Cayeux holds onto the lead
Wild Coast - Defending champion Marc Cayeux took a one-shot lead at 13-under 197 into the final round of the Nashua Masters after his third-round five-under-par 65 on the par-70 Wild Coast Sun Country Club course.
He got three of his six birdies on the par three, and only a poorly played 14th resulted in his solitary bogey: "It's a tough hole in this wind," he said, "and I left myself with a very difficult putt after finishing up in the greenside bunker."
His five-under was an understated round on a day on which five other players shot 65s, including his nearest rival Darren Fichardt, who has been so near during the last two weekends on the Sunshine Tour. He was on 12-under 198.
"I really must try and close the deal," said Fichardt as he lamented missed opportunities.

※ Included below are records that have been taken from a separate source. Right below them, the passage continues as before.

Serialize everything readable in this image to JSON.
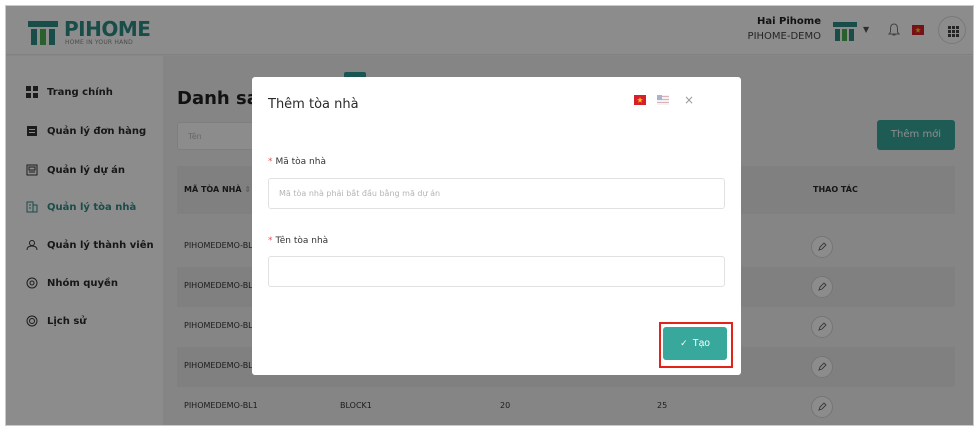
{
  "brand": {
    "name": "PIHOME",
    "tagline": "HOME IN YOUR HAND",
    "color": "#2e8c85"
  },
  "header": {
    "user_name": "Hai Pihome",
    "organization": "PIHOME-DEMO"
  },
  "sidebar": {
    "items": [
      {
        "label": "Trang chính",
        "icon": "dashboard-icon"
      },
      {
        "label": "Quản lý đơn hàng",
        "icon": "orders-icon"
      },
      {
        "label": "Quản lý dự án",
        "icon": "project-icon"
      },
      {
        "label": "Quản lý tòa nhà",
        "icon": "building-icon",
        "active": true
      },
      {
        "label": "Quản lý thành viên",
        "icon": "user-icon"
      },
      {
        "label": "Nhóm quyền",
        "icon": "permission-group-icon"
      },
      {
        "label": "Lịch sử",
        "icon": "history-icon"
      }
    ]
  },
  "page": {
    "title": "Danh sác",
    "search_placeholder": "Tên",
    "add_button": "Thêm mới"
  },
  "table": {
    "columns": {
      "code": "MÃ TÒA NHÀ",
      "actions": "THAO TÁC"
    },
    "rows": [
      {
        "code": "PIHOMEDEMO-BL",
        "name": "",
        "floors": "",
        "units": ""
      },
      {
        "code": "PIHOMEDEMO-BL",
        "name": "",
        "floors": "",
        "units": ""
      },
      {
        "code": "PIHOMEDEMO-BL",
        "name": "",
        "floors": "",
        "units": ""
      },
      {
        "code": "PIHOMEDEMO-BL",
        "name": "",
        "floors": "",
        "units": ""
      },
      {
        "code": "PIHOMEDEMO-BL1",
        "name": "BLOCK1",
        "floors": "20",
        "units": "25"
      }
    ]
  },
  "modal": {
    "title": "Thêm tòa nhà",
    "close_symbol": "×",
    "code_field": {
      "label": "Mã tòa nhà",
      "placeholder": "Mã tòa nhà phải bắt đầu bằng mã dự án",
      "value": ""
    },
    "name_field": {
      "label": "Tên tòa nhà",
      "placeholder": "",
      "value": ""
    },
    "required_mark": "*",
    "submit_label": "Tạo",
    "submit_check": "✓"
  },
  "colors": {
    "accent": "#38a79c",
    "highlight": "#e2231a"
  }
}
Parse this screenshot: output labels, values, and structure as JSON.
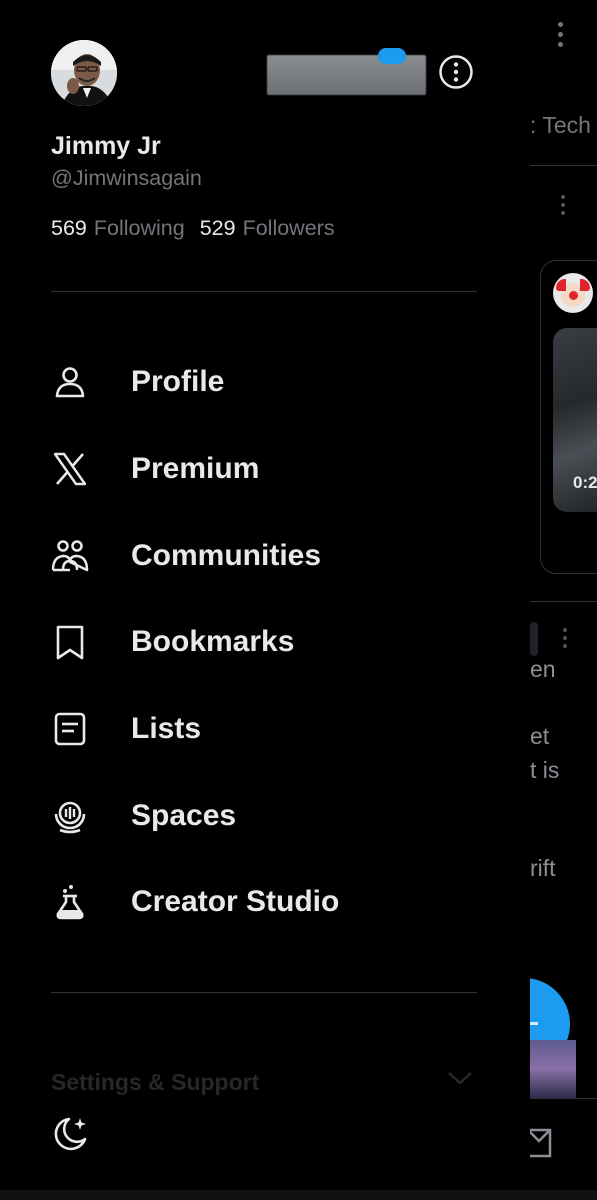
{
  "background_feed": {
    "tab_partial": ": Tech",
    "video_time_partial": "0:2",
    "snippets": [
      "en",
      "et",
      "t is",
      "rift"
    ]
  },
  "drawer": {
    "user": {
      "name": "Jimmy Jr",
      "handle": "@Jimwinsagain",
      "following_count": "569",
      "following_label": "Following",
      "followers_count": "529",
      "followers_label": "Followers"
    },
    "menu_items": [
      {
        "label": "Profile",
        "icon": "person-icon"
      },
      {
        "label": "Premium",
        "icon": "x-logo-icon"
      },
      {
        "label": "Communities",
        "icon": "communities-icon"
      },
      {
        "label": "Bookmarks",
        "icon": "bookmark-icon"
      },
      {
        "label": "Lists",
        "icon": "list-icon"
      },
      {
        "label": "Spaces",
        "icon": "spaces-icon"
      },
      {
        "label": "Creator Studio",
        "icon": "flask-icon"
      }
    ],
    "settings_label": "Settings & Support"
  },
  "colors": {
    "background": "#000000",
    "text_primary": "#e7e9ea",
    "text_secondary": "#71767b",
    "divider": "#2f3336",
    "accent": "#1d9bf0"
  }
}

"I picked up birdie on 14, which was good in the wind, and was close on 15 and 16," he said. "The miss on the par-five 16 was frustrating, because I hit a great drive, and had an eight iron in, but I three-putted."
He picked up a birdie on the short 17th, and then had a 12-metre putt on 18 run agonisingly close by the hole.
Scotland's David Drysdale was two shots behind Fichardt on 10-under 200 after his 67, and Jaco van Zyl, Tyrone van Aswegen and Titch Moore are bunched on nine-under 201.
Van Zyl's was the round of the day: His six-under 64 was unblemished by a bogey, and he didn't manage to get birdie on any of the six par-threes.
Van Aswegen's round was also an eye-opener: He finished with four consecutive birdies, and, had he not bogeyed the first and the 10th, he would have shot better than his 65 and been even higher on the board.
Moore had a frustrating time on the pesky 14th, under-clubbing his approach and then three-putting. He tried to make things up by taking the Tiger line over the water on the 16th, and dumped his ball in the hazard. He saved par, but the opportunity to go really low was gone, and his 65 left him four shots behind Cayeux.
Cayeux will play the final round with Fichardt and Drysdale, so he will be able to keep an eye on his nearest rivals. "I'd prefer to be level with them, or one behind, to be honest," he said. "But ultimately, you must play to win everything."